#### MATERIAL FOR THIS EXERCISE
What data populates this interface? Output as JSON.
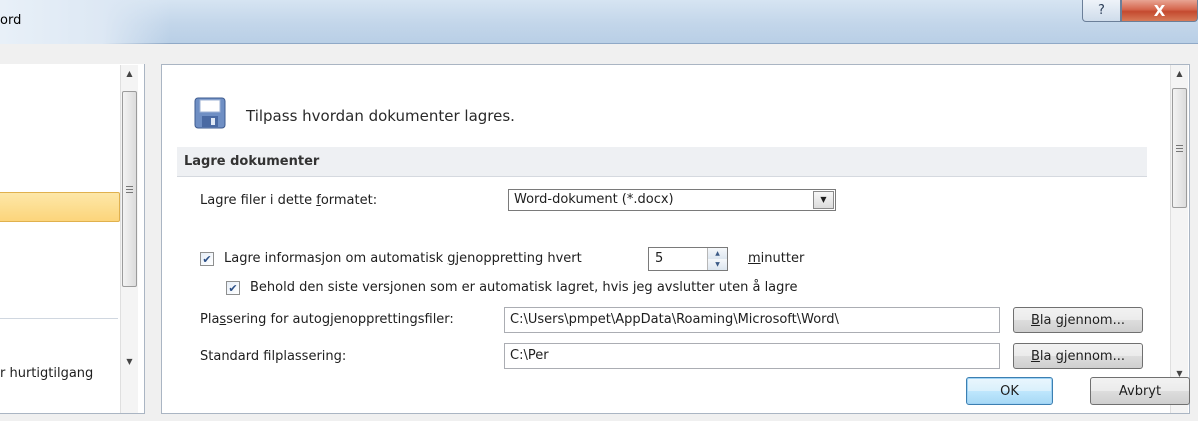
{
  "window": {
    "title": "ord",
    "help_glyph": "?",
    "close_glyph": "X"
  },
  "nav": {
    "bottom_item": "r hurtigtilgang",
    "selected_item": ""
  },
  "main": {
    "intro": "Tilpass hvordan dokumenter lagres.",
    "section_title": "Lagre dokumenter",
    "format": {
      "label_before": "Lagre filer i dette ",
      "label_accel": "f",
      "label_after": "ormatet:",
      "value": "Word-dokument (*.docx)"
    },
    "autorecover": {
      "checked": true,
      "label_before": "Lagre informasjon om automatisk ",
      "label_accel": "g",
      "label_after": "jenoppretting hvert",
      "minutes_value": "5",
      "unit_accel": "m",
      "unit_after": "inutter"
    },
    "keep_last": {
      "checked": true,
      "label": "Behold den siste versjonen som er automatisk lagret, hvis jeg avslutter uten å lagre"
    },
    "autorecover_location": {
      "label_before": "Pla",
      "label_accel": "s",
      "label_after": "sering for autogjenopprettingsfiler:",
      "value": "C:\\Users\\pmpet\\AppData\\Roaming\\Microsoft\\Word\\",
      "browse_accel": "B",
      "browse_after": "la gjennom..."
    },
    "default_location": {
      "label_before": "Standard f",
      "label_accel": "i",
      "label_after": "lplassering:",
      "value": "C:\\Per",
      "browse_accel": "B",
      "browse_after": "la gjennom..."
    }
  },
  "footer": {
    "ok_label": "OK",
    "cancel_label": "Avbryt"
  },
  "colors": {
    "title_gradient": "#c3d6ea",
    "selection": "#fcd57b",
    "ok_accent": "#3c7fb1",
    "close_red": "#c44a2f"
  }
}
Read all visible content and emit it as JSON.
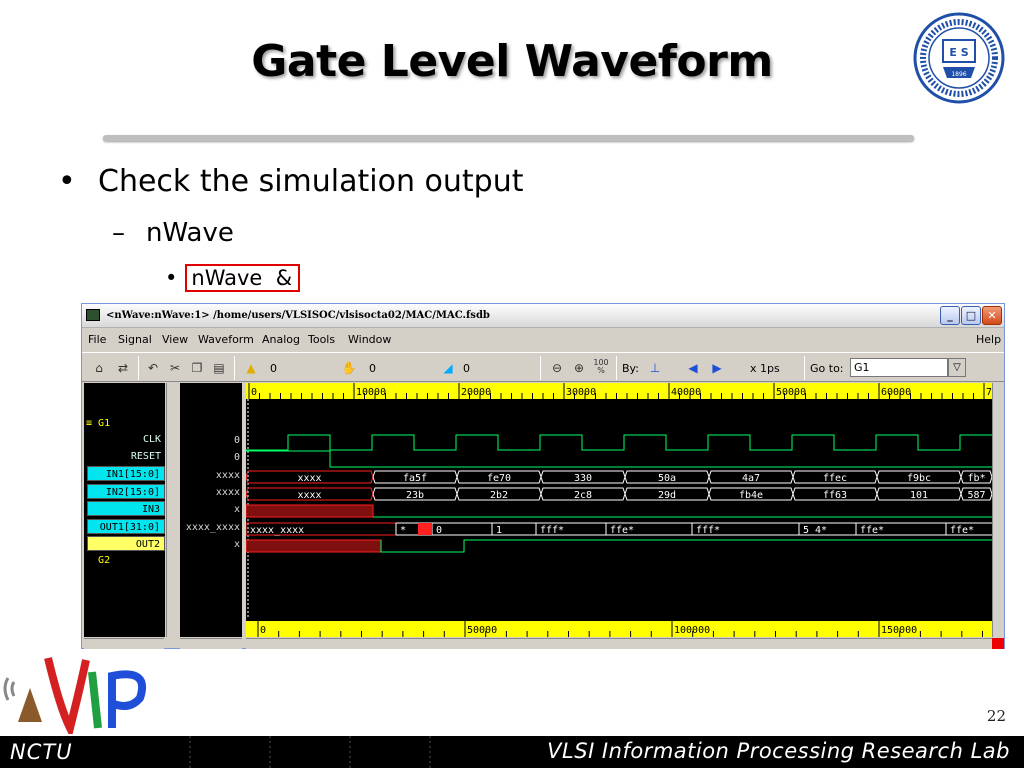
{
  "slide": {
    "title": "Gate Level Waveform",
    "bullet1": "Check the simulation output",
    "bullet2": "nWave",
    "bullet3_command": "nWave  &",
    "page_number": "22",
    "footer_left": "NCTU",
    "footer_right": "VLSI Information Processing Research Lab",
    "seal_year": "1896"
  },
  "window": {
    "title": "<nWave:nWave:1> /home/users/VLSISOC/vlsisocta02/MAC/MAC.fsdb",
    "controls": [
      "minimize-icon",
      "maximize-icon",
      "close-icon"
    ]
  },
  "menu": {
    "items": [
      "File",
      "Signal",
      "View",
      "Waveform",
      "Analog",
      "Tools",
      "Window"
    ],
    "help": "Help"
  },
  "toolbar": {
    "cursor_value": "0",
    "marker_value": "0",
    "delta_value": "0",
    "zoom_fit_label": "100\n%",
    "by_label": "By:",
    "time_unit": "x 1ps",
    "goto_label": "Go to:",
    "goto_value": "G1"
  },
  "signals": {
    "group1": "G1",
    "group2": "G2",
    "names": [
      "CLK",
      "RESET",
      "IN1[15:0]",
      "IN2[15:0]",
      "IN3",
      "OUT1[31:0]",
      "OUT2"
    ],
    "values": [
      "0",
      "0",
      "xxxx",
      "xxxx",
      "x",
      "xxxx_xxxx",
      "x"
    ]
  },
  "waveform": {
    "top_ruler": [
      "0",
      "10000",
      "20000",
      "30000",
      "40000",
      "50000",
      "60000",
      "7"
    ],
    "bottom_ruler": [
      "0",
      "50000",
      "100000",
      "150000"
    ],
    "in1_values": [
      "xxxx",
      "fa5f",
      "fe70",
      "330",
      "50a",
      "4a7",
      "ffec",
      "f9bc",
      "fb*"
    ],
    "in2_values": [
      "xxxx",
      "23b",
      "2b2",
      "2c8",
      "29d",
      "fb4e",
      "ff63",
      "101",
      "587"
    ],
    "out1_values": [
      "xxxx_xxxx",
      "*",
      "0",
      "1",
      "fff*",
      "ffe*",
      "fff*",
      "5_4*",
      "ffe*",
      "ffe*"
    ],
    "colors": {
      "wave": "#00ff66",
      "bus": "#ffffff",
      "unknown": "#ff2020",
      "highlight": "#00e5ee"
    }
  }
}
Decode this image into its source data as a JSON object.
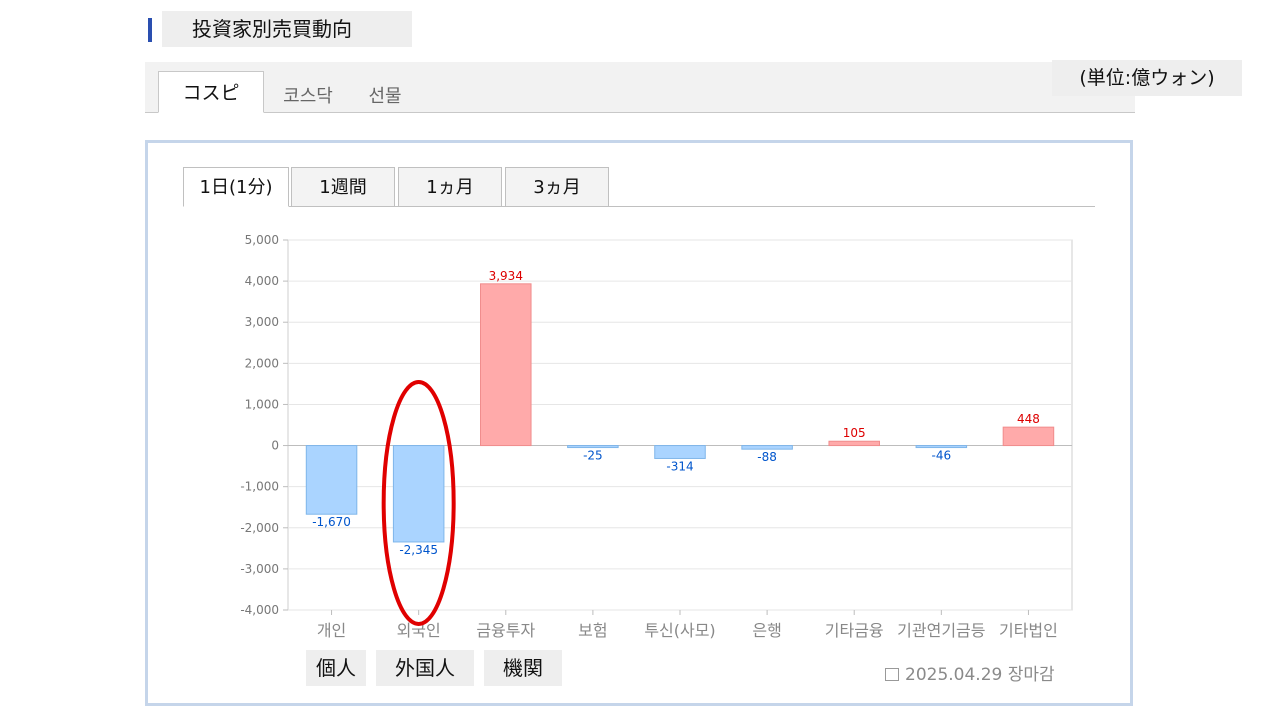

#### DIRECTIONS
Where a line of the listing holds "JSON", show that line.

#### WRITTEN RESPONSE
What data populates this interface? Output as JSON.
Read all visible content and emit it as JSON.
Decode this image into its source data as a JSON object.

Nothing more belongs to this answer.